Incentives approved for two Atlanta apartment projects

The city of Atlanta’s economic development agency approved incentives Thursday to encourage developers to build “workforce housing” at two planned apartment communities.


Post Centennial Park 1

Post Centennial Park planned for downtown Atlanta.

The property tax breaks are part of a plan by Invest Atlanta and Mayor Kasim Reed over the past few years to encourage developers of apartment towers to set aside 10 percent of units that are affordable to residents who make 80 percent of the region’s median income.

One project — Post Centennial Park – will be the first luxury apartment development of its kind built near Centennial Olympic Park in years. Developer Post Properties is planning a 438-unit development, with 44 apartments set aside at lower rents for 10 years.

The $4.6 million estimated property tax break is on top of a nearly $4.4 million grant the project was awarded towards development last year. It will rise on underused parking lots that generate about $92,000 per year in property taxes. That figure would grow to an estimated $13.85 million over 10 years after deducting the projected tax break, Invest Atlanta documents state.

Dawn Luke, managing director of housing finance at Invest Atlanta, said the incentives were necessary to convince Post to take the risk of building downtown in a market with little new residential development. In turn, she said, Post lends a brand name and “validation of where we are all headed.”

Separately, the Invest Atlanta’s board also approved nearly $2 million in property tax breaks for a 224-unit apartment development and retail space at the Edgewood-Candler Park MARTA station. Twenty-three apartments will be made available at reduced rents for 10 years.

Columbia Venture Edgewood Candler Park

Rendering of the new Columbia Ventures project at the Edgewood-Candler Park MARTA station.

The property, owned by MARTA, is currently not taxed, but following development the property is expected to generate nearly $6 million in new property tax revenue over a decade after deducting anticipated tax savings, the documents said.

The development is part of MARTA’s transit-oriented development plan to encourage density around its stations to boost ridership and generate revenue.

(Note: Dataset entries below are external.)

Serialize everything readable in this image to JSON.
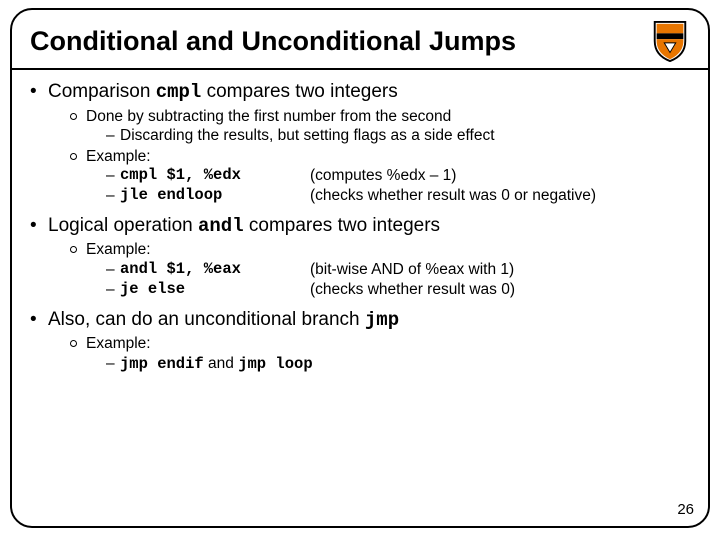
{
  "title": "Conditional and Unconditional Jumps",
  "sec1": {
    "lead_a": "Comparison ",
    "lead_code": "cmpl",
    "lead_b": " compares two integers",
    "p1": "Done by subtracting the first number from the second",
    "p1a": "Discarding the results, but setting flags as a side effect",
    "p2": "Example:",
    "c1": "cmpl $1, %edx",
    "e1": "(computes %edx – 1)",
    "c2": "jle endloop",
    "e2": "(checks whether result was 0 or negative)"
  },
  "sec2": {
    "lead_a": "Logical operation ",
    "lead_code": "andl",
    "lead_b": " compares two integers",
    "p1": "Example:",
    "c1": "andl $1, %eax",
    "e1": "(bit-wise AND of %eax with 1)",
    "c2": "je else",
    "e2": "(checks whether result was 0)"
  },
  "sec3": {
    "lead_a": "Also, can do an unconditional branch ",
    "lead_code": "jmp",
    "p1": "Example:",
    "c1": "jmp endif",
    "mid": " and ",
    "c2": "jmp loop"
  },
  "pagenum": "26"
}
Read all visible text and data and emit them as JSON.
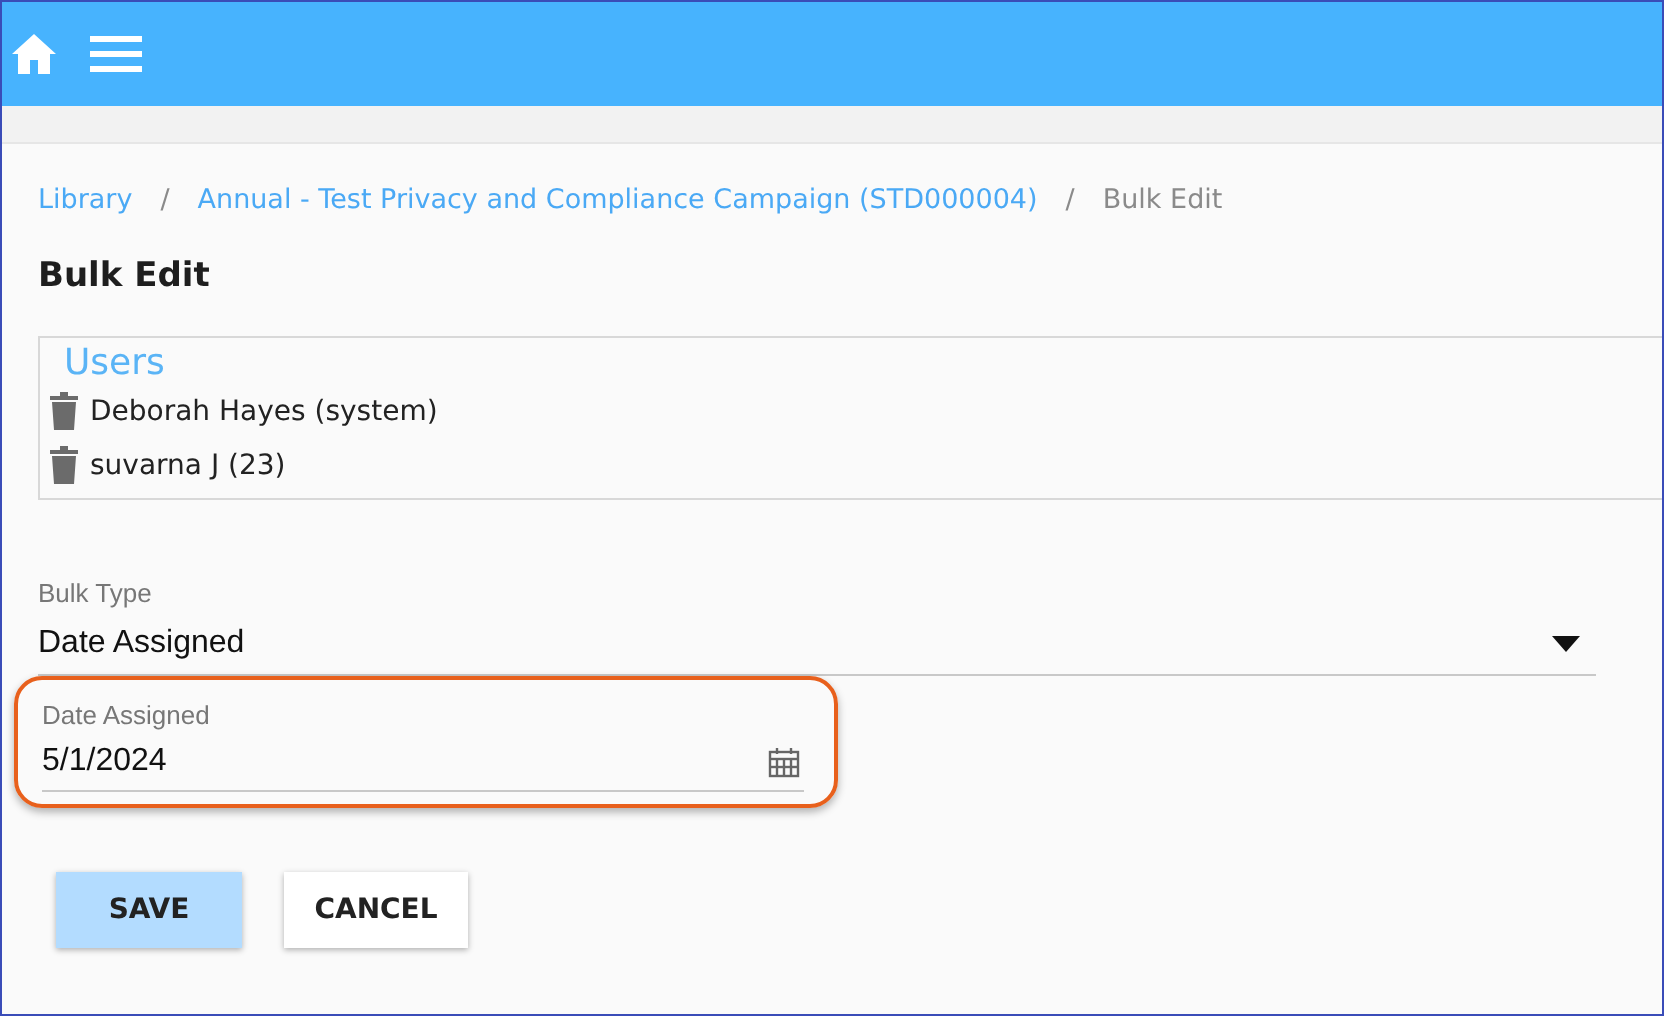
{
  "breadcrumb": [
    {
      "label": "Library",
      "kind": "link"
    },
    {
      "label": "/",
      "kind": "separator"
    },
    {
      "label": "Annual - Test Privacy and Compliance Campaign (STD000004)",
      "kind": "link"
    },
    {
      "label": "/",
      "kind": "separator"
    },
    {
      "label": "Bulk Edit",
      "kind": "current"
    }
  ],
  "page_title": "Bulk Edit",
  "users": {
    "heading": "Users",
    "items": [
      {
        "label": "Deborah Hayes (system)"
      },
      {
        "label": "suvarna J (23)"
      }
    ]
  },
  "bulk_type": {
    "label": "Bulk Type",
    "value": "Date Assigned"
  },
  "date_field": {
    "label": "Date Assigned",
    "value": "5/1/2024",
    "highlighted": true
  },
  "buttons": [
    {
      "label": "SAVE",
      "kind": "primary"
    },
    {
      "label": "CANCEL",
      "kind": "secondary"
    }
  ]
}
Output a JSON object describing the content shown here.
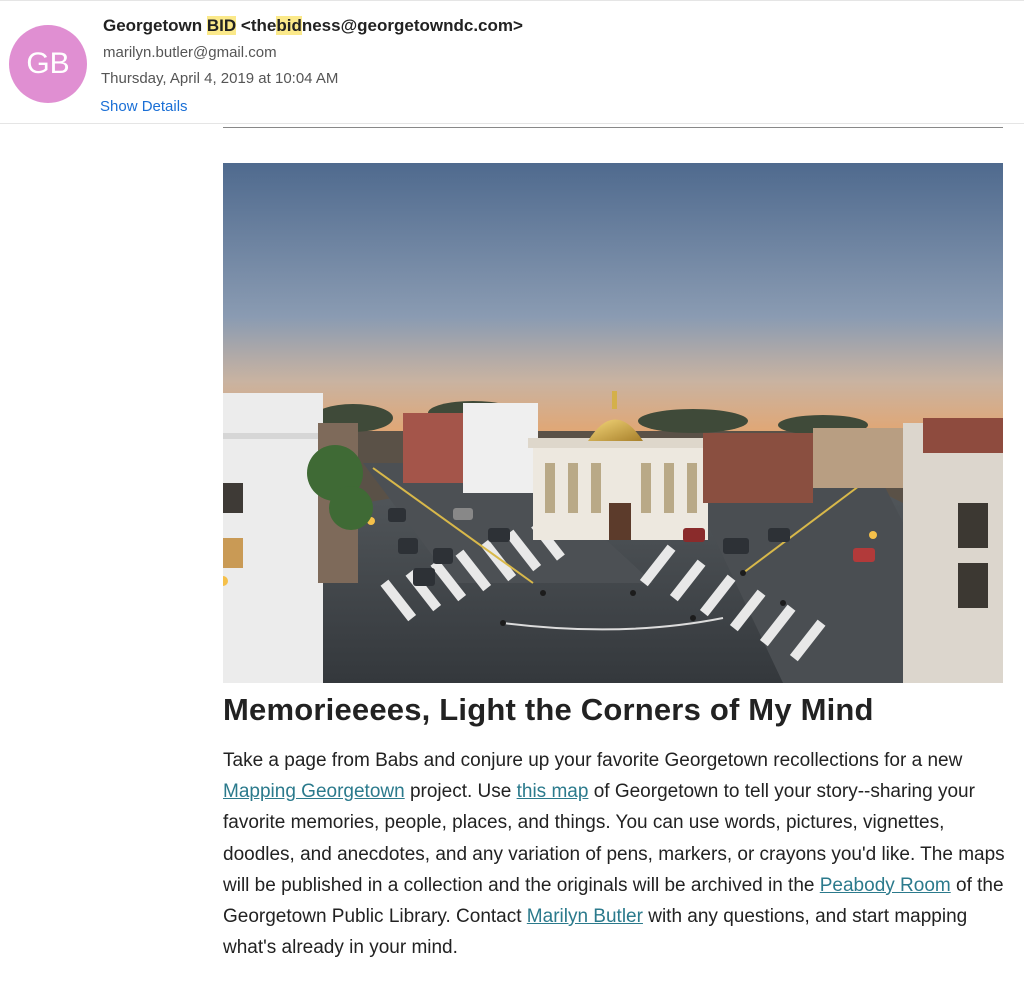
{
  "header": {
    "avatar_initials": "GB",
    "sender": {
      "name_before": "Georgetown ",
      "name_highlight": "BID",
      "email_before": " <the",
      "email_highlight": "bid",
      "email_after": "ness@georgetowndc.com>"
    },
    "recipient": "marilyn.butler@gmail.com",
    "date": "Thursday, April 4, 2019 at 10:04 AM",
    "show_details_label": "Show Details"
  },
  "article": {
    "title": "Memorieeees, Light the Corners of My Mind",
    "body": {
      "t1": "Take a page from Babs and conjure up your favorite Georgetown recollections for a new ",
      "link_mapping": "Mapping Georgetown",
      "t2": " project. Use ",
      "link_map": "this map",
      "t3": " of Georgetown to tell your story--sharing your favorite memories, people, places, and things. You can use words, pictures, vignettes, doodles, and anecdotes, and any variation of pens, markers, or crayons you'd like. The maps will be published in a collection and the originals will be archived in the ",
      "link_peabody": "Peabody Room",
      "t4": " of the Georgetown Public Library. Contact ",
      "link_contact": "Marilyn Butler",
      "t5": " with any questions, and start mapping what's already in your mind."
    }
  },
  "colors": {
    "avatar": "#e08fd2",
    "highlight": "#fbe98a",
    "show_details_link": "#1a6fd6",
    "body_link": "#2b7a8c"
  }
}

For more information about the projects, click here and  here

Reader Comments 0


How about parking for all of the office workers? Our parking will disappear! Many of us are already looking for new jobs in anticipation of this.


Cool - now how do we get the potholes filled and the traffic lights correctly timed???


10% for 10 years for $9M?  That's the best the city could negotiate?   Geez, I have a house to sell.  Mayor Reid, I'll make you a deal